Car adverts invariably show a gleaming vehicle purring unhindered along an empty highway that twists and turns through magnificent scenery. Real life is, of course, a bit different. The reality is that the average speed of a car in London’s rush-hour traffic is seven miles an hour, and the nearest that many motorists get to top gear these days is watching Jeremy Clarkson on Dave. But don’t despair: you can escape the terrible tedium of the Hammersmith gyratory (and Clarkson). In the Alps.

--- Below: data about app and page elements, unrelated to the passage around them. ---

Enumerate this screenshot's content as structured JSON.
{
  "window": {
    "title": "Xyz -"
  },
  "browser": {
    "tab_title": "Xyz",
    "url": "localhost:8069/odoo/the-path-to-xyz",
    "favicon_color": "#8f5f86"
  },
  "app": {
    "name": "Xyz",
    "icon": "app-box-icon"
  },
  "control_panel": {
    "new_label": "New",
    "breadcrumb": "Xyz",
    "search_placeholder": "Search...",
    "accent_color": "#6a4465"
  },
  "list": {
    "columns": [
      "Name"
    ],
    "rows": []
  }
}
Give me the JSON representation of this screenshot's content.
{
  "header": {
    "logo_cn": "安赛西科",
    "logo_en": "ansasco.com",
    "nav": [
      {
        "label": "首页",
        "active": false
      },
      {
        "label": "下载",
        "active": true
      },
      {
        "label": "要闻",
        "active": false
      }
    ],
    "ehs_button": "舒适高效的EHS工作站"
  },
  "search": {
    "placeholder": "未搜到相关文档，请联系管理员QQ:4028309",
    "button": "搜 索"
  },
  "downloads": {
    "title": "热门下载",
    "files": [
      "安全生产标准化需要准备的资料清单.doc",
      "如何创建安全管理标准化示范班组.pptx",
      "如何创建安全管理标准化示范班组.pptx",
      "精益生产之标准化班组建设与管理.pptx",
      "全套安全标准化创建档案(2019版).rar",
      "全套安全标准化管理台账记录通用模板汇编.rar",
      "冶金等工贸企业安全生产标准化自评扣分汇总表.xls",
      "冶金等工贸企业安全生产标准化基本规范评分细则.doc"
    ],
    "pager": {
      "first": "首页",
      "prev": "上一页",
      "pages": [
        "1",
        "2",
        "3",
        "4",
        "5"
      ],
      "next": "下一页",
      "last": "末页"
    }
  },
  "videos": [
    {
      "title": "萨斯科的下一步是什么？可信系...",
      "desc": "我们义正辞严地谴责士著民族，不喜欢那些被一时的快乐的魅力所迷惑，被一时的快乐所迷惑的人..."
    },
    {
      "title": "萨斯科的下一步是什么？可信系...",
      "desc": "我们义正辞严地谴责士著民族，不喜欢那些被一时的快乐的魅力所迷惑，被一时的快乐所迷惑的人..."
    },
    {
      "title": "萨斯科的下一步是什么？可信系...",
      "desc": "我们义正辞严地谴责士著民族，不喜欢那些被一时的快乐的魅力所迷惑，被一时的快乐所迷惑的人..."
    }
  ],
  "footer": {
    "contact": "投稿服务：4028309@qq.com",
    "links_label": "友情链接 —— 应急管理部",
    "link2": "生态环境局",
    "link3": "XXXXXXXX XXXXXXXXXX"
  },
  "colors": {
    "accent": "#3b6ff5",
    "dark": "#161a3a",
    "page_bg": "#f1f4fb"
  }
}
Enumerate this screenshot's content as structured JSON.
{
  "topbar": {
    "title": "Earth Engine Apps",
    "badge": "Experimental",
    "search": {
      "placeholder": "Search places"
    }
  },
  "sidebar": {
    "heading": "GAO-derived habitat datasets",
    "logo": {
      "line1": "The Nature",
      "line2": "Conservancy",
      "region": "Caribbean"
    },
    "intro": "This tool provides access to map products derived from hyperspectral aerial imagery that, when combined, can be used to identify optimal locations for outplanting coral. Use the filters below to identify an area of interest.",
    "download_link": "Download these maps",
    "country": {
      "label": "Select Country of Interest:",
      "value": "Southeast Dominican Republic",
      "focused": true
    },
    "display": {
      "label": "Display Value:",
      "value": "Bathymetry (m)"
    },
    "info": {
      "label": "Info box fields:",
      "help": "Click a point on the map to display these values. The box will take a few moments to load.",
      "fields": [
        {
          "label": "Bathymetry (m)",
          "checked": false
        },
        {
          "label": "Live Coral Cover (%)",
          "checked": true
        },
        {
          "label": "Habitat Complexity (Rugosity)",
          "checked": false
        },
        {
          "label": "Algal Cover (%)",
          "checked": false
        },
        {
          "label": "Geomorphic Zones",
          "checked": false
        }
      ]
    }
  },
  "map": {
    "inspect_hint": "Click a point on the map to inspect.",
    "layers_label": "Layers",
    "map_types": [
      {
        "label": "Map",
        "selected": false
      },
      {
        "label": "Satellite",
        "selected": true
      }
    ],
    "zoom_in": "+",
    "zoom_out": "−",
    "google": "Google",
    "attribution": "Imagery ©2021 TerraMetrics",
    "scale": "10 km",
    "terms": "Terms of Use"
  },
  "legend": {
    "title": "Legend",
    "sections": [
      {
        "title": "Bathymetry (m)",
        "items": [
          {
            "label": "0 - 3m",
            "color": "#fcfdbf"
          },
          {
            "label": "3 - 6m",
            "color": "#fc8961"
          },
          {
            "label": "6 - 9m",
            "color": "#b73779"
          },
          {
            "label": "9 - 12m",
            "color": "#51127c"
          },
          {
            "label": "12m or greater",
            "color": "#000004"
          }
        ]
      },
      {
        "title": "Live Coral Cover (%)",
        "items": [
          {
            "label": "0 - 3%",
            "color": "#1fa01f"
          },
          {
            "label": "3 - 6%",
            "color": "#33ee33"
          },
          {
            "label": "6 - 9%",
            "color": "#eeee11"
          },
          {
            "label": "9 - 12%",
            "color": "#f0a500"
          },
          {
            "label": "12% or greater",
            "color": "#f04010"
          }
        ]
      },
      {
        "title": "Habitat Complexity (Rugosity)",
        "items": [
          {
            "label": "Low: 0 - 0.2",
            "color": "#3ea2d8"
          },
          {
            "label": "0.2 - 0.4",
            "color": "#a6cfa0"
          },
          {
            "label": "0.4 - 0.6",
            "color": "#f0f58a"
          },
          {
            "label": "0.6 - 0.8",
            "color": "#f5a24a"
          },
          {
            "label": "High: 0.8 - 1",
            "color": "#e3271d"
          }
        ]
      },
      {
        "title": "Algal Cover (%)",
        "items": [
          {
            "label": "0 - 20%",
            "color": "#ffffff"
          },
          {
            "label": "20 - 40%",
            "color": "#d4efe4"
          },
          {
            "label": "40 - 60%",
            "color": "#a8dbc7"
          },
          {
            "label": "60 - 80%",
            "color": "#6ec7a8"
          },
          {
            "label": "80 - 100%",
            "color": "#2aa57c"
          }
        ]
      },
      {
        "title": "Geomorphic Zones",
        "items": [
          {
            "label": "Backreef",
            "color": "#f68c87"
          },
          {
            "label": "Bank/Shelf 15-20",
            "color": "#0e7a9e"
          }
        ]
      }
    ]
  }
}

Before you blaze off into the mountains, it’s worth considering a few of the lessons I learned the hard way while researching the Smith Ski collection. Here are some tried-and-tested Alpine driving tips to help you get to your ski chalet in one piece:
1. Just because there’s a road on the map doesn’t mean you can use it in winter. If you ignore the signs telling you the mountain pass is closed, you’ll end up facing an impassable snowdrift – as I did when trying to get from Chalet Eugenia in Klosters to Chalet Solmaï in Verbier.
2. French radio can only really be enjoyed by amateur philosophers, Tanita Tikaram fans and (presumably) the French; pack one of Mr & Mrs Smith’s Something for the Weekend CDs for en-route entertainment if you value your sanity.
3. Perfect Swiss tarmac comes at a price: late spring and early summer is the roadwork season. Detours can be long but fascinating; I’ve was once unexpectedly re-routed via Austria and stumbled across a Tyrolean brass band in full lederhosen regalia.
4. Drive carefully. My hire car had a helpful little alarm that told me the car was skidding out of control on ice near Val d’Isère. Of course, the fact that the steering wheel and the tyres were pointing in opposite directions at the time was another handy hint.
5. If you take a quick detour to Liechtenstein on the way from Zürich Airport to Davos or Klosters, do not compare the country to Lilliput – not even in jest: the locals get rather upset. Seriously, not worth it.
6. Autumn is a fabulous time to drive around the Alps when the pines turn a sparking golden colour. Luxury private chalets available for rental all year round include Chalet Solmaï, Chalets Philippe, Ferme de Moudon and La Grange à Charlotte.